Respondent contends Richards was discharged because he was loafing and that Marrisett was discharged because he was a poor worker.2 We have heretofore quoted testimony as to what production manager Heikes gave as the reason for the discharge. It was over the union. Heikes was admittedly a supervisor, and his statement made at the time of effectuating the discharge must be considered an admission by respondent. True, there was again conflicting testimony as to the reason for these two discharges, but there is sufficient credible evidence to sustain the finding of the trier of the facts on this point.
The discharge of Max Wells presents a different situation. If it had occurred at a time other than when a number of employees were discharged for union activities, it is doubtful that any argument would be presented that his discharge was discriminatory.
Wells was a probationary employee who had been hired on May 26, 1958. He had not previously performed any work comparable to that available at respondent's plant. Because of Mayrath's personal acquaintance with Wells' brother, it was decided to try him on several jobs. He was tried on riveting sprockets, but he had a nervous condition causing his hands to shake so that he could not safely handle the riveting machine in the chain shack. He was tried on a drill press and also helping a spot welder, but he showed a lack of aptitude. On June 2, the end of a one week's probationary period, Wells was called to the office where he had an amicable conversation with Mayrath. There was no talk with reference to unions. There was no proof of union activities by Wells except that on May 30th he wore a union button, but removed same when requested to do so by Mayrath. Immediately thereafter Mayrath directed Wells to remain at work.

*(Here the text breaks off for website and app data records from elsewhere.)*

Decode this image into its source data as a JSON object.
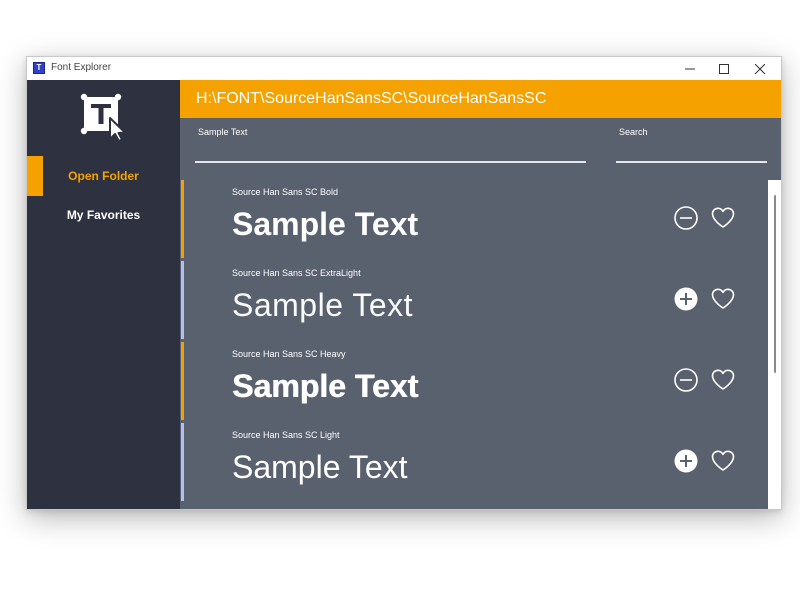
{
  "window": {
    "title": "Font Explorer",
    "app_icon": "font-explorer-app-icon",
    "controls": [
      "minimize-icon",
      "maximize-icon",
      "close-icon"
    ]
  },
  "sidebar": {
    "logo_icon": "text-cursor-logo-icon",
    "items": [
      {
        "label": "Open Folder",
        "active": true
      },
      {
        "label": "My Favorites",
        "active": false
      }
    ]
  },
  "header": {
    "path": "H:\\FONT\\SourceHanSansSC\\SourceHanSansSC"
  },
  "fields": {
    "sample_text": {
      "label": "Sample Text",
      "value": ""
    },
    "search": {
      "label": "Search",
      "value": ""
    }
  },
  "fonts": [
    {
      "name": "Source Han Sans SC Bold",
      "sample": "Sample Text",
      "selected": true,
      "action_icon": "minus-circle-icon",
      "favorite_icon": "heart-outline-icon"
    },
    {
      "name": "Source Han Sans SC ExtraLight",
      "sample": "Sample Text",
      "selected": false,
      "action_icon": "plus-circle-icon",
      "favorite_icon": "heart-outline-icon"
    },
    {
      "name": "Source Han Sans SC Heavy",
      "sample": "Sample Text",
      "selected": true,
      "action_icon": "minus-circle-icon",
      "favorite_icon": "heart-outline-icon"
    },
    {
      "name": "Source Han Sans SC Light",
      "sample": "Sample Text",
      "selected": false,
      "action_icon": "plus-circle-icon",
      "favorite_icon": "heart-outline-icon"
    }
  ],
  "colors": {
    "accent": "#f5a200",
    "sidebar": "#2e3240",
    "content": "#59606e",
    "unselected_bar": "#b8bff0"
  }
}
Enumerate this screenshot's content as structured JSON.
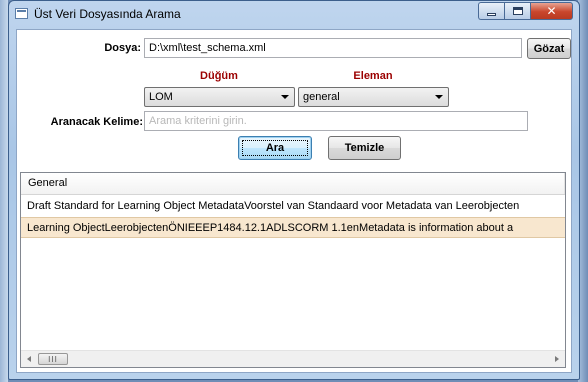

Thus, as to Wells, we have a finding based upon a dubious inference (National Labor Relations Board v. Kaye, et al., 7 Cir., 272 F.2d 112, 114), in the face of direct and positive evidence to the contrary. We cannot enforce the Board's order as to probationary employee Wells.
The Board agreed with the Trial Examiner that no valid offer of reinstatement was made to employee Elmer Barnes. It is doubtful if this issue can properly be raised at this time because respondent did not except to the Trial Examiner's finding on the subject. Section 10(e) of the Act. However, considering the point, we hold the Board's finding that a valid offer of reinstatement was not made to Elmer Barnes is based upon a credibility resolution made by the Trial Examiner. Barnes testified Mayrath told him he could return to work if he would discard his union button. The trier of the facts believed Barnes was telling the truth. If so, Mayrath was imposing an illegal condition for the reinstatement of Barnes.
Respondent objects to the provision of the Board's order which restrains it from discouraging membership in "any other labor organization" or "interfering with its employees' rights in any other manner." Here, the respondent mounted a strong, broad-ranged attack in attempting to defeat the union which the employees sought to organize. Under such circumstances, judicial authority supports the enforcement of the Board's order. Allegheny Pepsi-Cola Bottling Company v. National Labor Relations Board, 3 Cir., 312 F.2d 529, 532; Central Mercedita, Inc., v. National Labor Relations Board, 1 Cir., 288 F.2d 809, 812; National Labor Relations Board v. Globe Wireless, Limited, 9 Cir., 193 F.2d 748, 752.
The order of the Board will be enforced except as to employee Wells.
Order as modified,
In the Caterpillar case this court upheld the employer's prohibition against wearing "Don't be a Scab" buttons because the use of the term "Scab" among workmen has an "inherent disruptive influence" on work and discipline
Marrisett had been granted a merit increase of ten cents an hour only two days before his discharge